The newer Progress Pride Flag is, in some respects, so non-controversial that they are even flying it at Safeway. The new “chevron” design is updated to add more racial inclusivity and with trans flag colors to acknowledge the transgender movement.
And the traditionalists who want to permanently keep the old flag have far more signatures on their own petition. “Unfortunately, a small group of activists from the Castro Cultural District stand against the Rainbow Flag installation,” that petition says. “They want to reclassify this treasured installation as a local community flagpole so they may fly other LGBTQ+ community flags. We at the Gilbert Baker Foundation support all LGBTQ+ community flags. But this flagpole is not the place to fly them. We have urged community leaders and politicians to find room in the area for another flagpole to display community flags.”

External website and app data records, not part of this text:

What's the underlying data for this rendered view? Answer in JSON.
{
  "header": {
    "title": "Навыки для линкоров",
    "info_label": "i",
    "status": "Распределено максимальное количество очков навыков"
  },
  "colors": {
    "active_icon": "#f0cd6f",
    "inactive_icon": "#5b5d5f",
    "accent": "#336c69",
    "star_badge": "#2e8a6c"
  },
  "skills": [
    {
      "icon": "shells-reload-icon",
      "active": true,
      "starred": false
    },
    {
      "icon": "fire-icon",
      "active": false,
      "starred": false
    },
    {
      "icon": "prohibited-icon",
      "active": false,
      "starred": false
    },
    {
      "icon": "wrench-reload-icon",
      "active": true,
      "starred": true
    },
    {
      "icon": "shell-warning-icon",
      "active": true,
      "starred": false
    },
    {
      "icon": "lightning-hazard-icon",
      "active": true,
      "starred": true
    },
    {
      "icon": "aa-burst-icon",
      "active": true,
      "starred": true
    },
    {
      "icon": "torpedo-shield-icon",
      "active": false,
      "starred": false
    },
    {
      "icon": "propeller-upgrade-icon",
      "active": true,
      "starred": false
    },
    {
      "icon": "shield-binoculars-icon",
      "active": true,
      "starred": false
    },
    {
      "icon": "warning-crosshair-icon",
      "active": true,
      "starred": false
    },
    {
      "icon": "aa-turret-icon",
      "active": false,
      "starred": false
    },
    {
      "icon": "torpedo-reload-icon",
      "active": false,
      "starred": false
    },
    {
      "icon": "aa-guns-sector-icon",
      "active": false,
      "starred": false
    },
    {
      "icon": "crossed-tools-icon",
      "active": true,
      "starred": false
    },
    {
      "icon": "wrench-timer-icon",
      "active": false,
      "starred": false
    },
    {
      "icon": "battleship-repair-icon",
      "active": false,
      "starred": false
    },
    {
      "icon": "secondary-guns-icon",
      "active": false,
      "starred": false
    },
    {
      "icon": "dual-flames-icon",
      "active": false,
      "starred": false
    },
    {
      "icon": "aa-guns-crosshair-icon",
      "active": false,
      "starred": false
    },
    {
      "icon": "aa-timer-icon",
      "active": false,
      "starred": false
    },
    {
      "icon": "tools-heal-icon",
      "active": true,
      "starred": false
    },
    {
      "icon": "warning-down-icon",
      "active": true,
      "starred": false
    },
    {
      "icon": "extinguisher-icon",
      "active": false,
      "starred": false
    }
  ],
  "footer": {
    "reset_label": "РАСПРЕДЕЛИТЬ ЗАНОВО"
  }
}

The conflict came to a head last summer when the Bay Area Reporter published an editorial urging the Castro Merchants Association to update the flag. That came on the heels of a tense, four-hour community meeting about racism in the neighborhood, particularly at certain bars. “Symbolism is important (otherwise Confederate statues would not be toppling across the country),” the Reporter wrote. “It’s time that the flag in the Castro changes to reflect all of us.”

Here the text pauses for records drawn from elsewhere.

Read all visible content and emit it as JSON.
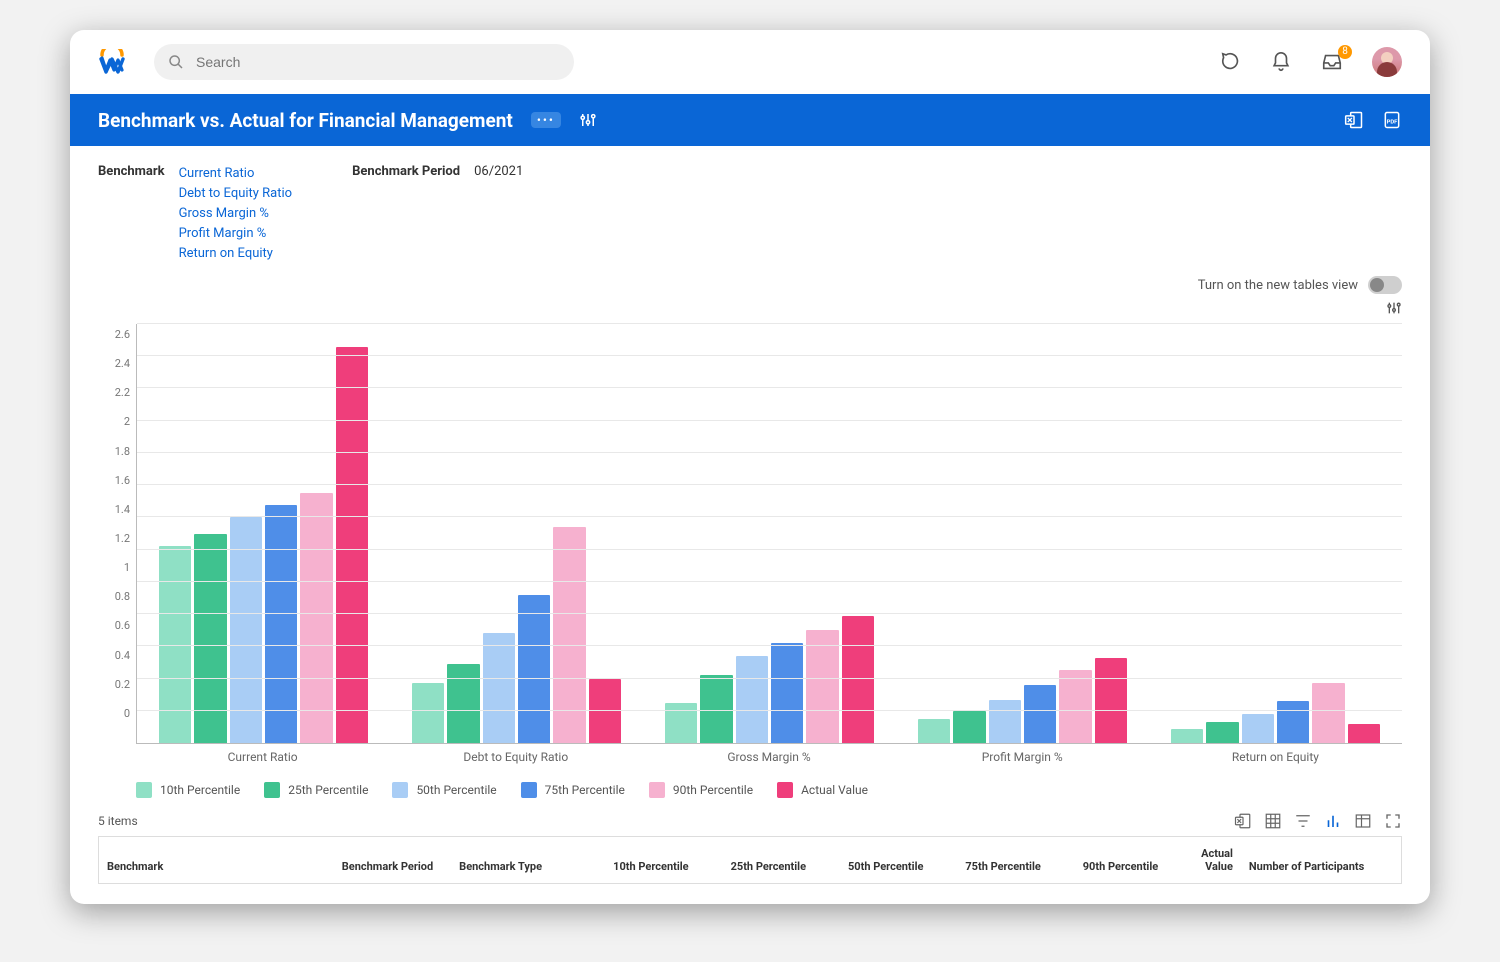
{
  "app": {
    "search_placeholder": "Search",
    "inbox_badge": "8"
  },
  "header": {
    "title": "Benchmark vs. Actual for Financial Management"
  },
  "params": {
    "benchmark_label": "Benchmark",
    "benchmarks": [
      "Current Ratio",
      "Debt to Equity Ratio",
      "Gross Margin %",
      "Profit Margin %",
      "Return on Equity"
    ],
    "period_label": "Benchmark Period",
    "period_value": "06/2021"
  },
  "toggle_label": "Turn on the new tables view",
  "table": {
    "items_label": "5 items",
    "columns": [
      "Benchmark",
      "Benchmark Period",
      "Benchmark Type",
      "10th Percentile",
      "25th Percentile",
      "50th Percentile",
      "75th Percentile",
      "90th Percentile",
      "Actual Value",
      "Number of Participants"
    ]
  },
  "chart_data": {
    "type": "bar",
    "title": "",
    "xlabel": "",
    "ylabel": "",
    "ylim": [
      0,
      2.6
    ],
    "y_ticks": [
      0,
      0.2,
      0.4,
      0.6,
      0.8,
      1,
      1.2,
      1.4,
      1.6,
      1.8,
      2,
      2.2,
      2.4,
      2.6
    ],
    "categories": [
      "Current Ratio",
      "Debt to Equity Ratio",
      "Gross Margin %",
      "Profit Margin %",
      "Return on Equity"
    ],
    "series": [
      {
        "name": "10th Percentile",
        "color": "#8fe0c5",
        "values": [
          1.22,
          0.37,
          0.25,
          0.15,
          0.09
        ]
      },
      {
        "name": "25th Percentile",
        "color": "#3fc28f",
        "values": [
          1.3,
          0.49,
          0.42,
          0.2,
          0.13
        ]
      },
      {
        "name": "50th Percentile",
        "color": "#a9cdf5",
        "values": [
          1.4,
          0.68,
          0.54,
          0.27,
          0.18
        ]
      },
      {
        "name": "75th Percentile",
        "color": "#4f8ee8",
        "values": [
          1.48,
          0.92,
          0.62,
          0.36,
          0.26
        ]
      },
      {
        "name": "90th Percentile",
        "color": "#f6b1cf",
        "values": [
          1.55,
          1.34,
          0.7,
          0.45,
          0.37
        ]
      },
      {
        "name": "Actual Value",
        "color": "#ef3e7b",
        "values": [
          2.46,
          0.4,
          0.79,
          0.53,
          0.12
        ]
      }
    ]
  }
}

The Castro Merchants Association that maintains the flag has called for a compromise solution, that is, adding a second flagpole and flag. “We propose to leave the internationally recognized, beloved, and historic symbol where it is and explore locations in the Castro to install a new flagpole,” they said in a release to the Bay Area Reporter. “We believe the creation of an alternative space would best reflect our two sincere beliefs: symbols can change over time yet queer history matters.”

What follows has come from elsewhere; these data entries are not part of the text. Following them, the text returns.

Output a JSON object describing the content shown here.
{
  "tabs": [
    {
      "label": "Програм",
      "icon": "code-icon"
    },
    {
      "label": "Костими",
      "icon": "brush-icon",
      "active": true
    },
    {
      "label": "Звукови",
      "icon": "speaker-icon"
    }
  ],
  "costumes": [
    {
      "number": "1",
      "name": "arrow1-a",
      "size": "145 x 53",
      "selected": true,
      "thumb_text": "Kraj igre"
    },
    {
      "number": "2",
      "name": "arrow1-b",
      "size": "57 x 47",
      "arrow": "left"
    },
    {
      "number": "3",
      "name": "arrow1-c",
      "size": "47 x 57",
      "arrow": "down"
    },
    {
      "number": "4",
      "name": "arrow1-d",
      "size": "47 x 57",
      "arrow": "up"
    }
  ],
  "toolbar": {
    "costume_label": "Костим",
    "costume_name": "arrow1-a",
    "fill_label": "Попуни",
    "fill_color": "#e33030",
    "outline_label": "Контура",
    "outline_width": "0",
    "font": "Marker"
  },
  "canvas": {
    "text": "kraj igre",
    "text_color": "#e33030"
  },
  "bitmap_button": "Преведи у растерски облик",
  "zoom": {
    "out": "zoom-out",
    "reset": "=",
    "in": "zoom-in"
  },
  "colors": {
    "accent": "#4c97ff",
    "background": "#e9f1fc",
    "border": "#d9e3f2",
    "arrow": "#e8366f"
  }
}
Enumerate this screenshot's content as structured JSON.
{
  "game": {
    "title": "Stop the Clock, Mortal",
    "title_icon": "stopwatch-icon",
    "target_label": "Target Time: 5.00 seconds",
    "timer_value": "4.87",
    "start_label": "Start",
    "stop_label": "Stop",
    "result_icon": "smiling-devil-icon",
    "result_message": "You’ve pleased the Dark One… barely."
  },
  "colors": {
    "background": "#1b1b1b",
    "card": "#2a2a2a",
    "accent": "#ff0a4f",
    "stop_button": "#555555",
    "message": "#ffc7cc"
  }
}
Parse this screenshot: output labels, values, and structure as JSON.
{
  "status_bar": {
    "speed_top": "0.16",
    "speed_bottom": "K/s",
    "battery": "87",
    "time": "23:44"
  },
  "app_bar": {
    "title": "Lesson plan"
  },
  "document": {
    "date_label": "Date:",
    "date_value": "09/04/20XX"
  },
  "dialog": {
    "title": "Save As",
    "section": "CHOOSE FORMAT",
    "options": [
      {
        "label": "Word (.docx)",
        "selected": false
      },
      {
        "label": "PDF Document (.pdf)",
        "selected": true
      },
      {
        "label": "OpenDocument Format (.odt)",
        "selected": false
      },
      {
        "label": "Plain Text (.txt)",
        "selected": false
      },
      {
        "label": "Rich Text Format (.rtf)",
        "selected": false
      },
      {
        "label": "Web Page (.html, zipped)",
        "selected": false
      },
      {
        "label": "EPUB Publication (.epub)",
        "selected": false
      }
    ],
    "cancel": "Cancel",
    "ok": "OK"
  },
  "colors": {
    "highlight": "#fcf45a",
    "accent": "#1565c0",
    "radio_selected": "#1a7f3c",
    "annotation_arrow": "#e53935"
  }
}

Meanwhile, the Castro LGBTQ Cultural District is urging the Merchants Association to change the flag, in what has become an incredibly loaded issue.
“We have to certainly recognize the importance, the legacy, of the history of the flag that stands there now, the Gilbert Baker flag,” Castro LGBTQ Cultural District co-chairperson Carnell Freeman recently told the Chronicle. “But we also have to understand when we look towards the future, we want to know where we stood at this particular point in our time, where people recognizing the issues facing by Black queer people, Indigenous, as well as transgender people.
“It’s not taking away from the past, it’s not taking away from the legacy and history, I think we’re building upon that, or we could build upon, that’s more inclusive.”
A Wednesday, September 8 Town Hall meeting on the topic was cancelled. But you can still give your feedback on an online survey about the changing the Castro Pride flag.
The original Pride flag by Gilbert Baker (who passed in 2017) has regrettably been co-opted by Bud Light, Burger King, and for-profit brands, though Baker himself never made a dime off designing the now globally popular flag. This is frankly a generational issue, that also breaks down by income and wealth, on whether the Castro’s Pride Flag should still be something you also see on Bud Light ads.